This is very good news for us full of cracks and imperfections who know we need restoration so God will look on us favourably. Our prayer should be the same as that of the Psalmist who also sees he cannot save himself…
Let your hand rest on the man at your right hand, the son of man you have raised up for yourself. Then we will not turn away from you; revive us, and we will call on your name. (Psalm 80:17-18)
So God sent his Son; he cast Christ as one of us. The Son of Man at his right hand, the one on whom God’s hand of blessing rested, was sent and born a baby, a fragile clay pot, capable of the same failures as you and me. Yet he did not crack under the pressure that show us for who we are. He stood the test of time, a fragile pot holding the holiness of God, more precious than any silver or gold.
But then the Potter took his rod of wrath. The rod we know we deserve and having his Son raised up, let him be smashed to pieces. The pot was broken, the mortal mould and holy contents was made to die. Christ was cast; then Christ was crucified! God’s hand fell on Christ so the prayer of the Psalmist, together with your prayer, is answered. You are restored! We are revived! God’s face shines on us and we can call on the name of the Lord, who made heaven and earth. We can confess our sins; our brokenness to God. And even more, God wants us to see ourselves and seek him in confession, so he can forgive the guilt of our sins.
Jesus was poured out like water, he was dried out like potsherd, he was cast as Christ but then he was cast out, the outcast.
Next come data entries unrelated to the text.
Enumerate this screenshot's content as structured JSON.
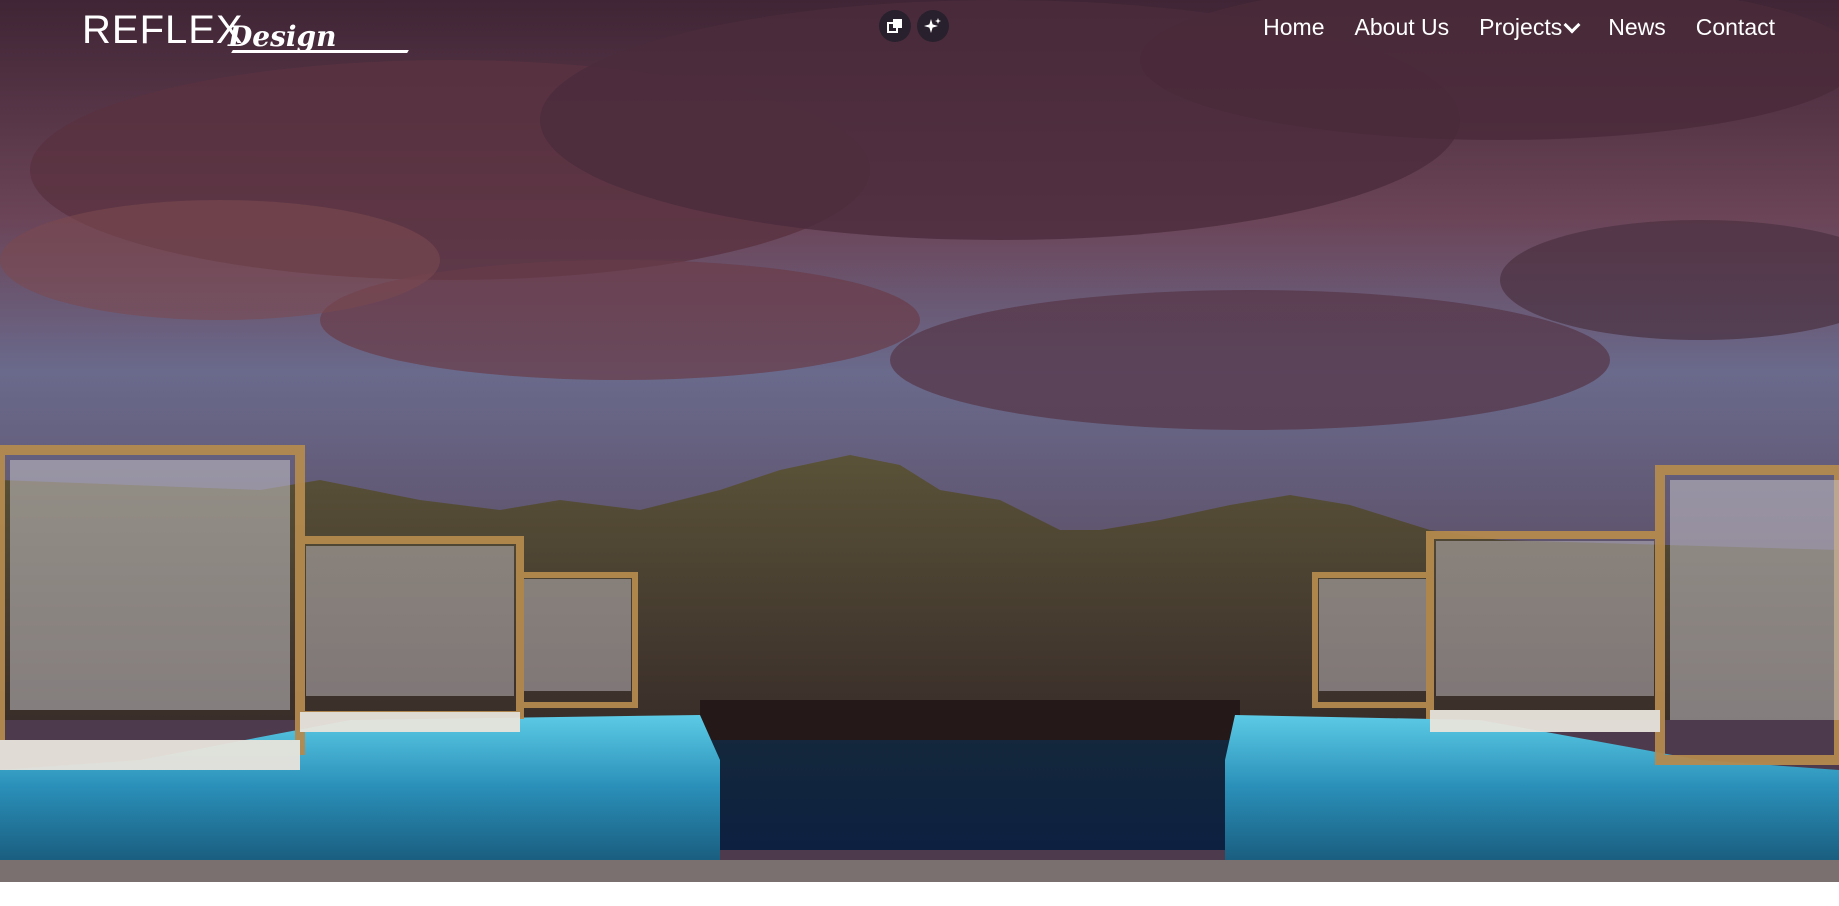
{
  "brand": {
    "name": "REFLEX",
    "tagline": "Design"
  },
  "nav": {
    "items": [
      {
        "label": "Home"
      },
      {
        "label": "About Us"
      },
      {
        "label": "Projects"
      },
      {
        "label": "News"
      },
      {
        "label": "Contact"
      }
    ]
  },
  "tools": {
    "copy_icon": "copy-icon",
    "sparkle_icon": "sparkle-icon"
  },
  "colors": {
    "text": "#ffffff",
    "sky_top": "#4a2a3a",
    "sky_mid": "#6a5a78",
    "pool": "#3bb0d4"
  }
}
On the night before he was betrayed and crucified on the cross he said…
This cup is the new covenant in my blood, which is poured out for you. (Luke 22:20)
And so God’s pot was broken like bread and the cup was lifted up for the forgiveness of your sins. God has wet his hands in baptism to mould your mortal clay so you carry what was poured out of the cup of his Son for your salvation. You now contain the life blood of Christ himself in you, given and shed for you for the forgiveness of all your sins.
So as we hear from Paul from the beginning of his first letter to the Corinthians, grace and peace has come to you from God our Father and the Lord Jesus Christ. That God can be thanked for you because of his grace given you in Christ Jesus. You can trust that in him you have been enriched in every way.
Therefore, know, you do not lack any spiritual gift as you eagerly wait for our Lord Jesus Christ to be revealed. Also know as you struggle with your fragility, only Christ who continually sends the Holy Spirit through his written word will keep you strong to the end, so you will be blameless on the day of our Lord Jesus Christ.
And God, who has called you into fellowship with his Son Jesus Christ our Lord, is faithful. He won’t let you down, but he will allow you to be poured out and broken so Christ might flow onto others. But after it is done those who trust his faithfulness will be raised like Christ, to be with Christ, restored and revived, in all the holiness and peace of eternal life, forevermore Amen.